#### [WHAT IS REQUIRED]
If a line in the data below contains "image", copy it.

[App and web page records]
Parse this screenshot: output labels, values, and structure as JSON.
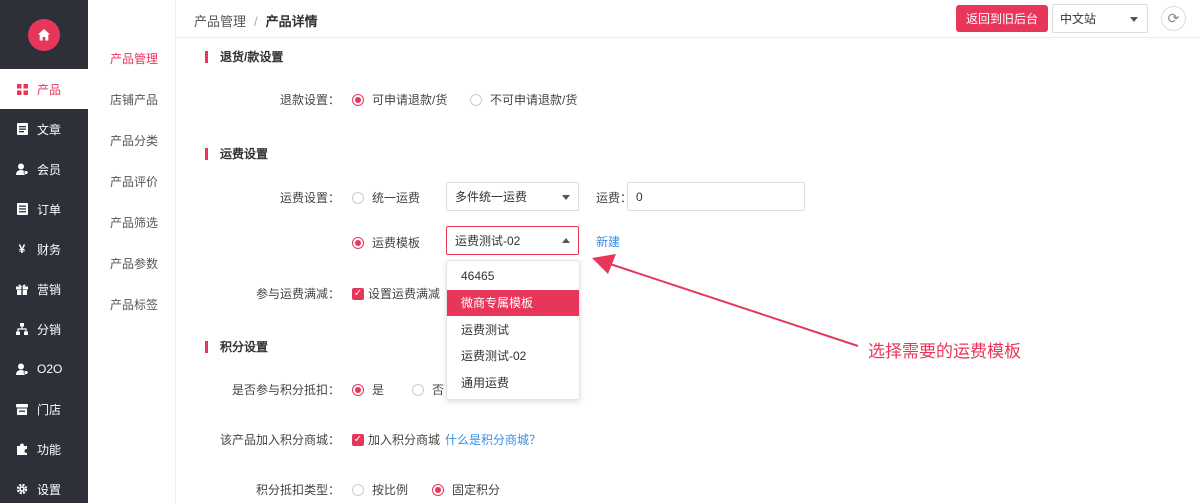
{
  "sidebar": {
    "items": [
      {
        "label": "产品",
        "icon": "grid-icon",
        "active": true
      },
      {
        "label": "文章",
        "icon": "document-icon"
      },
      {
        "label": "会员",
        "icon": "user-icon"
      },
      {
        "label": "订单",
        "icon": "list-icon"
      },
      {
        "label": "财务",
        "icon": "yen-icon"
      },
      {
        "label": "营销",
        "icon": "gift-icon"
      },
      {
        "label": "分销",
        "icon": "network-icon"
      },
      {
        "label": "O2O",
        "icon": "user-icon"
      },
      {
        "label": "门店",
        "icon": "store-icon"
      },
      {
        "label": "功能",
        "icon": "puzzle-icon"
      },
      {
        "label": "设置",
        "icon": "gear-icon"
      }
    ]
  },
  "submenu": {
    "items": [
      "产品管理",
      "店铺产品",
      "产品分类",
      "产品评价",
      "产品筛选",
      "产品参数",
      "产品标签"
    ]
  },
  "header": {
    "breadcrumb_parent": "产品管理",
    "breadcrumb_sep": "/",
    "breadcrumb_current": "产品详情",
    "back_button": "返回到旧后台",
    "site_select": "中文站"
  },
  "refund": {
    "title": "退货/款设置",
    "label": "退款设置：",
    "option_yes": "可申请退款/货",
    "option_no": "不可申请退款/货"
  },
  "shipping": {
    "title": "运费设置",
    "label": "运费设置：",
    "unified_label": "统一运费",
    "unified_select": "多件统一运费",
    "fee_label": "运费：",
    "fee_value": "0",
    "template_label": "运费模板",
    "template_select": "运费测试-02",
    "new_link": "新建",
    "reduction_label": "参与运费满减：",
    "reduction_check": "设置运费满减",
    "dropdown_options": [
      "46465",
      "微商专属模板",
      "运费测试",
      "运费测试-02",
      "通用运费"
    ],
    "dropdown_highlighted": 1
  },
  "points": {
    "title": "积分设置",
    "deduct_label": "是否参与积分抵扣：",
    "deduct_yes": "是",
    "deduct_no": "否",
    "mall_label": "该产品加入积分商城：",
    "mall_check": "加入积分商城",
    "mall_link": "什么是积分商城？",
    "type_label": "积分抵扣类型：",
    "type_ratio": "按比例",
    "type_fixed": "固定积分"
  },
  "annotation": {
    "text": "选择需要的运费模板"
  },
  "colors": {
    "accent": "#e8365b",
    "sidebar_bg": "#2d3039",
    "link": "#3a8ee6"
  }
}
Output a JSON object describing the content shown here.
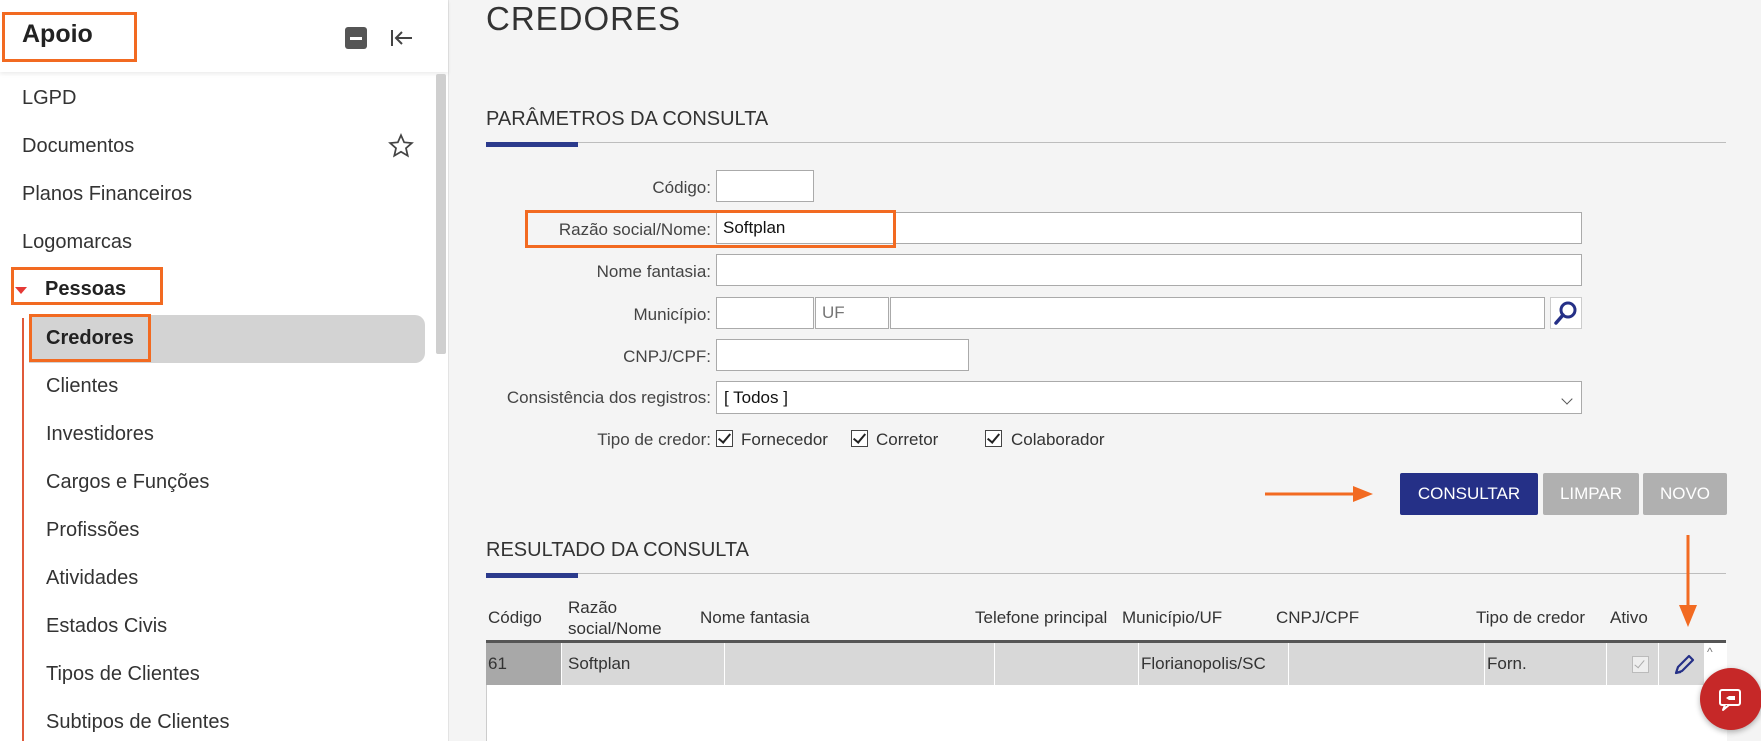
{
  "sidebar": {
    "title": "Apoio",
    "items": [
      {
        "label": "LGPD"
      },
      {
        "label": "Documentos"
      },
      {
        "label": "Planos Financeiros"
      },
      {
        "label": "Logomarcas"
      }
    ],
    "group": {
      "label": "Pessoas",
      "children": [
        {
          "label": "Credores"
        },
        {
          "label": "Clientes"
        },
        {
          "label": "Investidores"
        },
        {
          "label": "Cargos e Funções"
        },
        {
          "label": "Profissões"
        },
        {
          "label": "Atividades"
        },
        {
          "label": "Estados Civis"
        },
        {
          "label": "Tipos de Clientes"
        },
        {
          "label": "Subtipos de Clientes"
        }
      ]
    }
  },
  "main": {
    "page_title": "CREDORES",
    "params_title": "PARÂMETROS DA CONSULTA",
    "form": {
      "codigo_label": "Código:",
      "codigo_value": "",
      "razao_label": "Razão social/Nome:",
      "razao_value": "Softplan",
      "fantasia_label": "Nome fantasia:",
      "fantasia_value": "",
      "municipio_label": "Município:",
      "municipio_code": "",
      "uf_placeholder": "UF",
      "municipio_name": "",
      "cnpj_label": "CNPJ/CPF:",
      "cnpj_value": "",
      "consistencia_label": "Consistência dos registros:",
      "consistencia_value": "[ Todos ]",
      "tipo_label": "Tipo de credor:",
      "tipo_options": [
        {
          "label": "Fornecedor",
          "checked": true
        },
        {
          "label": "Corretor",
          "checked": true
        },
        {
          "label": "Colaborador",
          "checked": true
        }
      ]
    },
    "buttons": {
      "consultar": "CONSULTAR",
      "limpar": "LIMPAR",
      "novo": "NOVO"
    },
    "results_title": "RESULTADO DA CONSULTA",
    "table": {
      "headers": [
        "Código",
        "Razão social/Nome",
        "Nome fantasia",
        "Telefone principal",
        "Município/UF",
        "CNPJ/CPF",
        "Tipo de credor",
        "Ativo"
      ],
      "header_razao_line1": "Razão",
      "header_razao_line2": "social/Nome",
      "rows": [
        {
          "codigo": "61",
          "razao": "Softplan",
          "fantasia": "",
          "telefone": "",
          "municipio": "Florianopolis/SC",
          "cnpj": "",
          "tipo": "Forn.",
          "ativo": true
        }
      ]
    }
  },
  "colors": {
    "accent": "#f26a21",
    "primary_button": "#253087",
    "section_accent": "#2b3a8c",
    "chat_button": "#c62828",
    "caret": "#e53935"
  }
}
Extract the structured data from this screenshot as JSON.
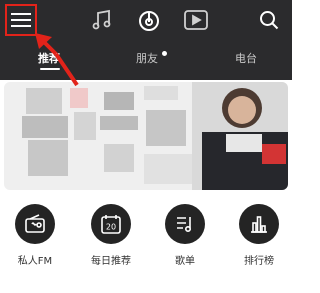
{
  "colors": {
    "topbar": "#2b2b2d",
    "highlight": "#e2231a",
    "icon_dark": "#242424",
    "label": "#333333"
  },
  "header": {
    "icons": [
      "menu-icon",
      "music-note-icon",
      "netease-cloud-icon",
      "video-play-icon",
      "search-icon"
    ]
  },
  "tabs": [
    {
      "label": "推荐",
      "active": true
    },
    {
      "label": "朋友",
      "active": false,
      "badge": true
    },
    {
      "label": "电台",
      "active": false
    }
  ],
  "quick_entries": [
    {
      "label": "私人FM",
      "icon": "radio-icon"
    },
    {
      "label": "每日推荐",
      "icon": "calendar-icon",
      "icon_text": "20"
    },
    {
      "label": "歌单",
      "icon": "playlist-icon"
    },
    {
      "label": "排行榜",
      "icon": "chart-icon"
    }
  ]
}
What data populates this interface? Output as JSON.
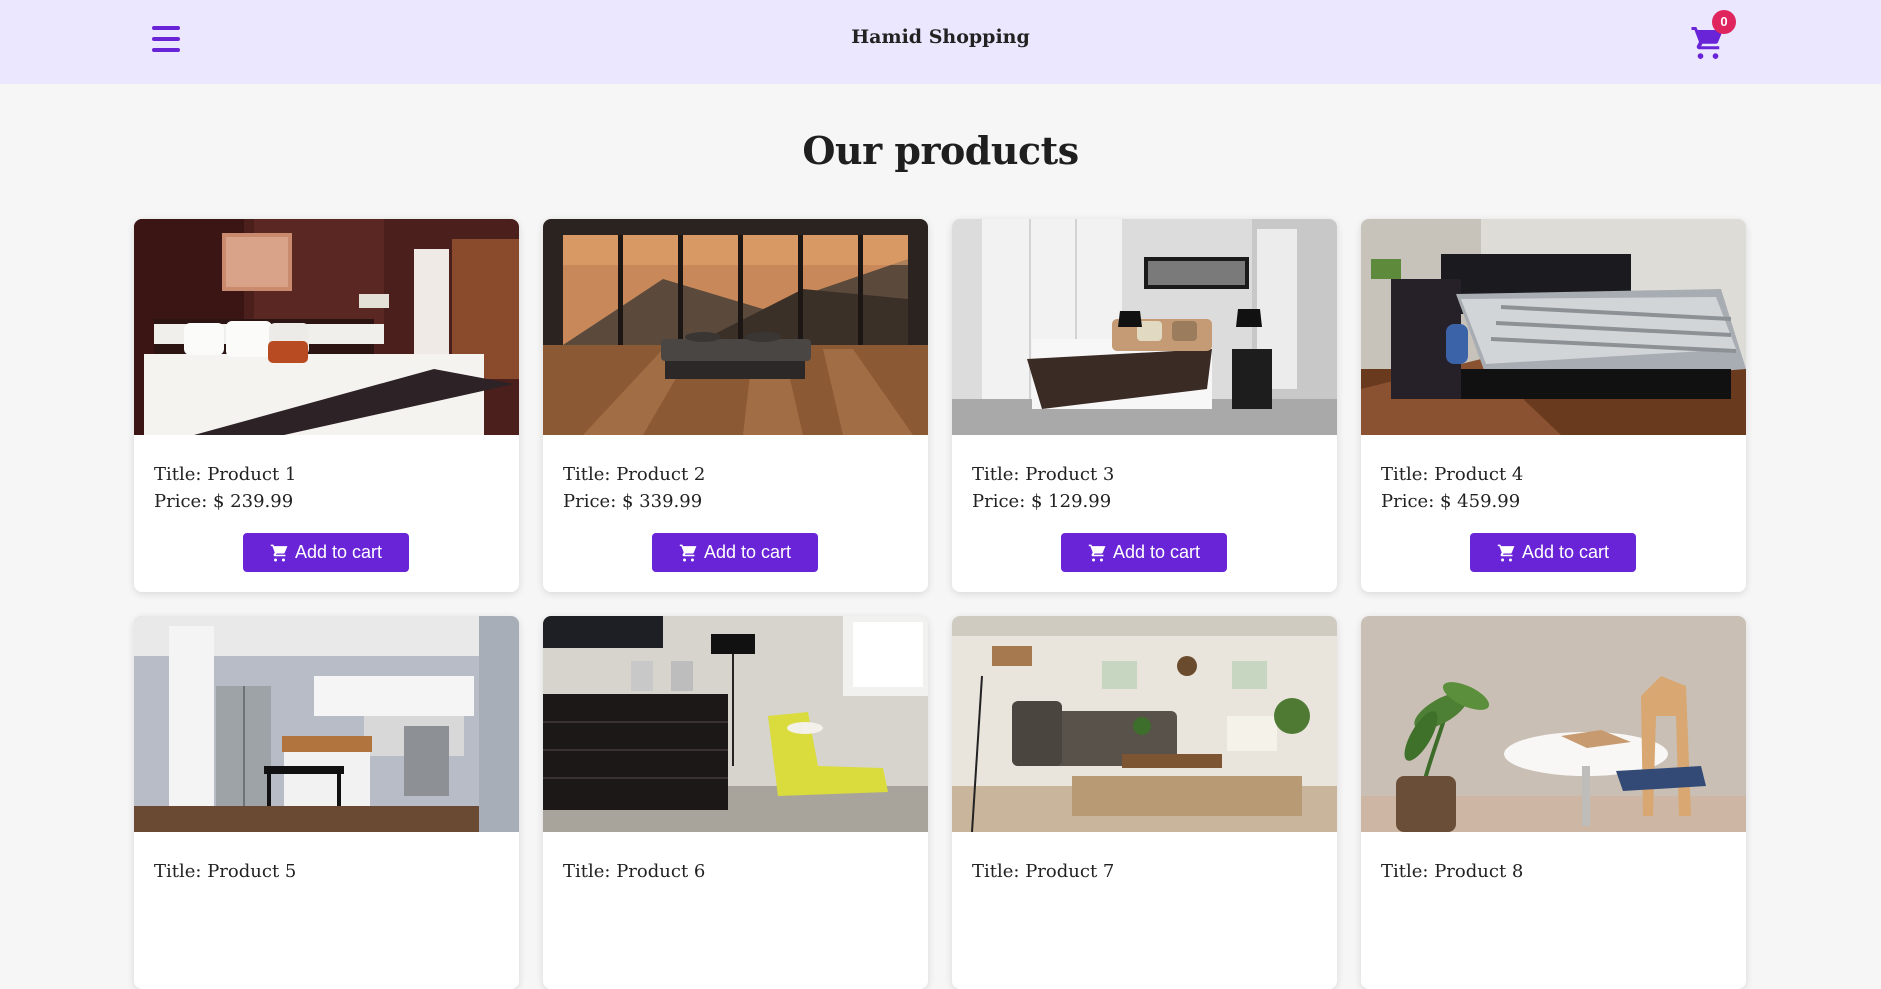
{
  "header": {
    "brand": "Hamid Shopping",
    "menu_icon": "hamburger-menu-icon",
    "cart_icon": "shopping-cart-icon",
    "cart_count": "0",
    "accent_color": "#6a24d8",
    "badge_color": "#e0245e",
    "background": "#ebe7fe"
  },
  "main": {
    "heading": "Our products",
    "button_label": "Add to cart",
    "products": [
      {
        "title": "Title: Product 1",
        "price": "Price: $ 239.99",
        "image": "bedroom with patterned bedding"
      },
      {
        "title": "Title: Product 2",
        "price": "Price: $ 339.99",
        "image": "bed facing mountain window"
      },
      {
        "title": "Title: Product 3",
        "price": "Price: $ 129.99",
        "image": "white bedroom with lamps"
      },
      {
        "title": "Title: Product 4",
        "price": "Price: $ 459.99",
        "image": "sunlit bedroom striped duvet"
      },
      {
        "title": "Title: Product 5",
        "price": "",
        "image": "kitchen with stainless fridge"
      },
      {
        "title": "Title: Product 6",
        "price": "",
        "image": "yellow chaise lounge"
      },
      {
        "title": "Title: Product 7",
        "price": "",
        "image": "living room with sofa"
      },
      {
        "title": "Title: Product 8",
        "price": "",
        "image": "round table with chair and plant"
      }
    ]
  }
}
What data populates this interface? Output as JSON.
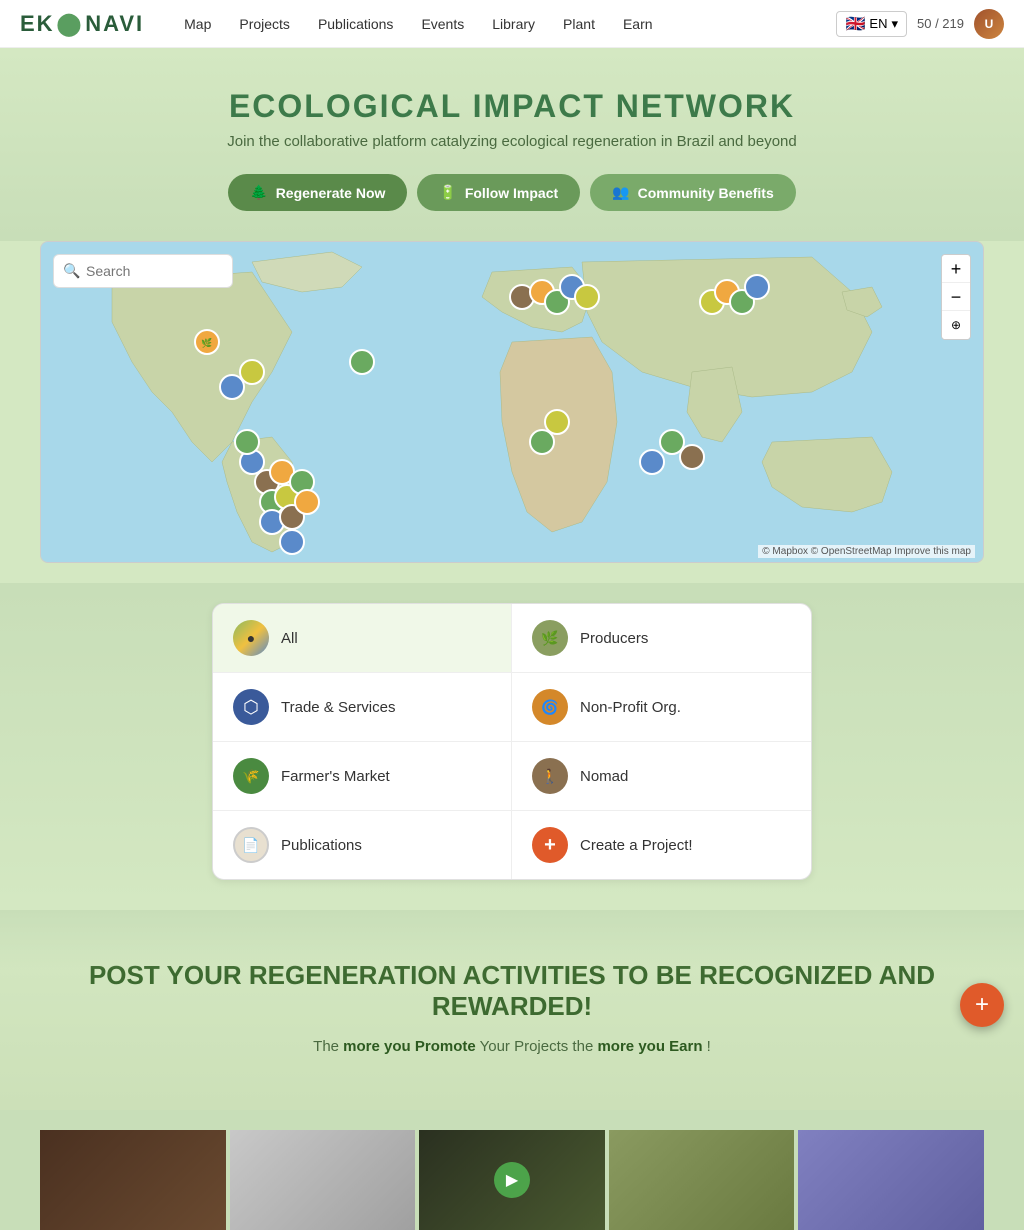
{
  "nav": {
    "logo": "EK⬤NAVI",
    "logo_leaf": "⬤",
    "links": [
      {
        "label": "Map",
        "href": "#"
      },
      {
        "label": "Projects",
        "href": "#"
      },
      {
        "label": "Publications",
        "href": "#"
      },
      {
        "label": "Events",
        "href": "#"
      },
      {
        "label": "Library",
        "href": "#"
      },
      {
        "label": "Plant",
        "href": "#"
      },
      {
        "label": "Earn",
        "href": "#"
      }
    ],
    "lang": "EN",
    "count": "50 / 219"
  },
  "hero": {
    "title": "ECOLOGICAL IMPACT NETWORK",
    "subtitle": "Join the collaborative platform catalyzing ecological regeneration in Brazil and beyond",
    "buttons": [
      {
        "label": "Regenerate Now",
        "icon": "🌲"
      },
      {
        "label": "Follow Impact",
        "icon": "🔋"
      },
      {
        "label": "Community Benefits",
        "icon": "👥"
      }
    ]
  },
  "map": {
    "search_placeholder": "Search",
    "zoom_in": "+",
    "zoom_out": "−",
    "compass": "⊕",
    "attribution": "© Mapbox © OpenStreetMap Improve this map"
  },
  "filters": {
    "items": [
      {
        "id": "all",
        "label": "All",
        "icon": "🔵",
        "color": "#c8d840",
        "active": true
      },
      {
        "id": "producers",
        "label": "Producers",
        "icon": "🌿",
        "color": "#8a9e60"
      },
      {
        "id": "trade",
        "label": "Trade & Services",
        "icon": "🔵",
        "color": "#4a6aaa"
      },
      {
        "id": "nonprofit",
        "label": "Non-Profit Org.",
        "icon": "🟠",
        "color": "#d4882a"
      },
      {
        "id": "farmers",
        "label": "Farmer's Market",
        "icon": "🟢",
        "color": "#4a8a40"
      },
      {
        "id": "nomad",
        "label": "Nomad",
        "icon": "🟤",
        "color": "#8a7050"
      },
      {
        "id": "publications",
        "label": "Publications",
        "icon": "⚪",
        "color": "#c8c8c8"
      },
      {
        "id": "create",
        "label": "Create a Project!",
        "icon": "➕",
        "color": "#e05a2a"
      }
    ]
  },
  "post_section": {
    "title": "POST YOUR REGENERATION ACTIVITIES TO BE RECOGNIZED AND REWARDED!",
    "subtitle_prefix": "The ",
    "subtitle_promote": "more you Promote",
    "subtitle_middle": " Your Projects the ",
    "subtitle_earn": "more you Earn",
    "subtitle_suffix": "!"
  },
  "fab": {
    "icon": "+"
  }
}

#### [YOUR SOLUTION]
        "image": "bedroom with patterned bedding"
        "image": "bed facing mountain window"
        "image": "white bedroom with lamps"
        "image": "sunlit bedroom striped duvet"
        "image": "kitchen with stainless fridge"
        "image": "yellow chaise lounge"
        "image": "living room with sofa"
        "image": "round table with chair and plant"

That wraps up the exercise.